2016 Trends Hitting the Mainstream: Wearables, Machine Intelligence, and Data Visualization
I spend most of my time looking at how individuals access data, information, and knowledge in ways that allow them to make better decisions and to enjoy themselves. With that in mind, here are a few thoughts about some trends that I think will push demands on corporate IT departments and the IT industry broadly: wearables, machine intelligence, and data visualization.
If you look at most phones, tablets, and laptops, you see a continuing clumsy interaction between human and device. A phone flipping through the air as the user loses her handle on it is not a surprising event. Laptops crash to the ground, and there is a thriving industry in screen replacement. While watches do not seem to be the ideal solution, wearables will continue to grow. The gap between the appearance of the first handhelds and the development of truly usable handheld devices was probably 10-15 years. I think the elapsed time between the first wearables, which appeared about five years ago, and the mass-adopted ones is going to be much shorter. Intel is making significant acquisitions to ensure that it leads users out of the smartphone era, as it isn’t a player in that market. Companies such as Garmin, Samsung, and Microsoft are also pushing very hard to grow the value of this market. So I believe we will see very significant advances in this segment due to market forces.
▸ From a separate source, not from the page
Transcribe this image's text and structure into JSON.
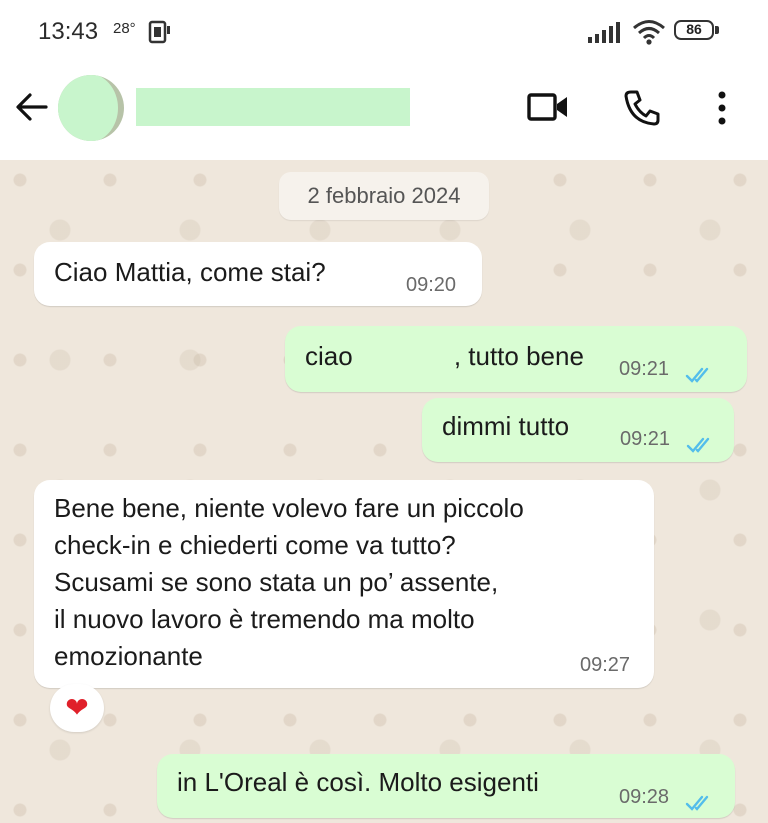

Many companies are still trying to work out their BYOD (bring your own device) policies, and wearables have the potential to ignite exponentially greater user-driven disruption. This will occur for a few reasons. One, a wearable is a more personal choice than any previous technology. Our clothes are key in creating our self-image. People will not want a smart coat but that smart coat — maybe from Donna Karan, but just as likely from that quirky little designer located in Soho. The allure of “smart” clothes will drive this market, and the confluence of design, technology, and manufacturability is nearing the point of critical mass. And every one of these devices will have the potential to create security issues that organizations will be challenged to address.
Machine intelligence can conjure up smart robots buying our food, driving it home themselves, and then, for good measure, cooking the meal. I’ll be shocked if 2016 gives us that. However, I do see 2016 as the year where vast quantities of sensors building the Internet of Things will meet up with the ever-increasing amount of processing power we can apply to a specific place at a point of time. I expect that we will witness massive advances in worker safety that will combine wearables with the ability to sense dangerous situations and patterns faster than any human can reasonably do. As many of these settings relate to worker safety or directly to productivity, adoption will happen quickly once the business case is finalized.
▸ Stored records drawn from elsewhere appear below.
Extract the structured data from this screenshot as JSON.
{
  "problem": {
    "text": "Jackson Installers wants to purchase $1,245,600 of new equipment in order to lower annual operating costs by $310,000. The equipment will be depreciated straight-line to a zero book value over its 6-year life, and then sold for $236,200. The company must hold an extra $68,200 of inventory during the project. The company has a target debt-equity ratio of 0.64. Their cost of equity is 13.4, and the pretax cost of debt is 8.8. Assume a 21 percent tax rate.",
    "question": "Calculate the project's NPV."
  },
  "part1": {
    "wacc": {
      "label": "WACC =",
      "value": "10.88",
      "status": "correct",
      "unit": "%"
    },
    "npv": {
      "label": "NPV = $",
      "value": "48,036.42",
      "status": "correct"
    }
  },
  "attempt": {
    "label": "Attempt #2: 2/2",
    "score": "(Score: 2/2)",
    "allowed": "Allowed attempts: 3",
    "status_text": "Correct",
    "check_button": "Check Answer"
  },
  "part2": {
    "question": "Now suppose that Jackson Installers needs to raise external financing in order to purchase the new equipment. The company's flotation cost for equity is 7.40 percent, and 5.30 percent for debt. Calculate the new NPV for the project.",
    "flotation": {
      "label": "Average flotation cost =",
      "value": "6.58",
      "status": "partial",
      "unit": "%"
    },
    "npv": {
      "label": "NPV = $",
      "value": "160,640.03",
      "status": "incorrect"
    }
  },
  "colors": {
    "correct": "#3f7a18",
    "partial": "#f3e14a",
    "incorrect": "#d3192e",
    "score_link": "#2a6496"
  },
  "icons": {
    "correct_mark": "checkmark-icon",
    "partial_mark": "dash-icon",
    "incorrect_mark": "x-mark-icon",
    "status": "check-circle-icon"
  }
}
Machine intelligence offers obvious benefits in situations like these: complex and rapidly changing environments where it is possible to measure many elements of the situation. As the situations occur repeatedly, we can train machine intelligence systems to recognize patterns and simplify complex environments for human action. The human will not be removed, but thousands of stimuli will be reduced to a manageable set of conditions.
Remember presentations with acetates or maybe 35 mm slides? Remember how quickly PowerPoint replaced these as a standard for professional presentations? This past year has seen the release of fantastic tools for data visualization, but perhaps even more importantly, informative and captivating examples of the use of data visualization to inform audiences. Examples are FusionCharts, Datawrapper, and Leaflet, along with offerings from stalwarts Google and Microsoft. Senior executives can use these tools to explain the complex business environments within which their companies are operating. Analyst teams can use them to trigger discussions about previously underappreciated facts. Pictures are great for helping humans recognize patterns and identify trends and outliers (think of how the simple but powerful scatter plot can show both of these). As these types of presentations become more common, the demand for IT departments to support the tools, and underlying databases, will grow rapidly. 2016 looks like the year where these powerful visualization tools could make the jump from unusual to common.
These three trends come to my mind for simple reasons:
- The basic technologies, processes, and capabilities exist. They are still relatively experimental, but thousands of trials are running. We are learning quickly, and all that is missing is for the learning to become complete enough.
- Each trend allows us to simplify our lives. Wearables integrate into how we work. What if we did not have to remember our smartphones? Instead, we’d just get dressed, and whatever we wore would connect us to our information, like Peanuts’ Pigpen was connected tohis cloud behind him? Machine intelligence can take a tsunami of information and turn it into a few clear islands of information. Data visualization lets us more easily see the important rather than be overwhelmed by streams of the usual. These trends bring “easy.”
- The benefits of each trend are obvious. Convenience, reduced mental complexity, and improved insight clearly connect to our jobs and ourdesire to work smarter, better, and in a more interesting way.
It boils down to a complete and easy win. And really that’s always why we’ve seen successful technologies take off. Their benefit is obvious, they’re easy to understand, and they’re compatible with how we want to work. For these reasons, wearables, machine intelligence, and data visualization are well positioned to transition into the mainstream and the daily lives of corporate IT departments in 2016.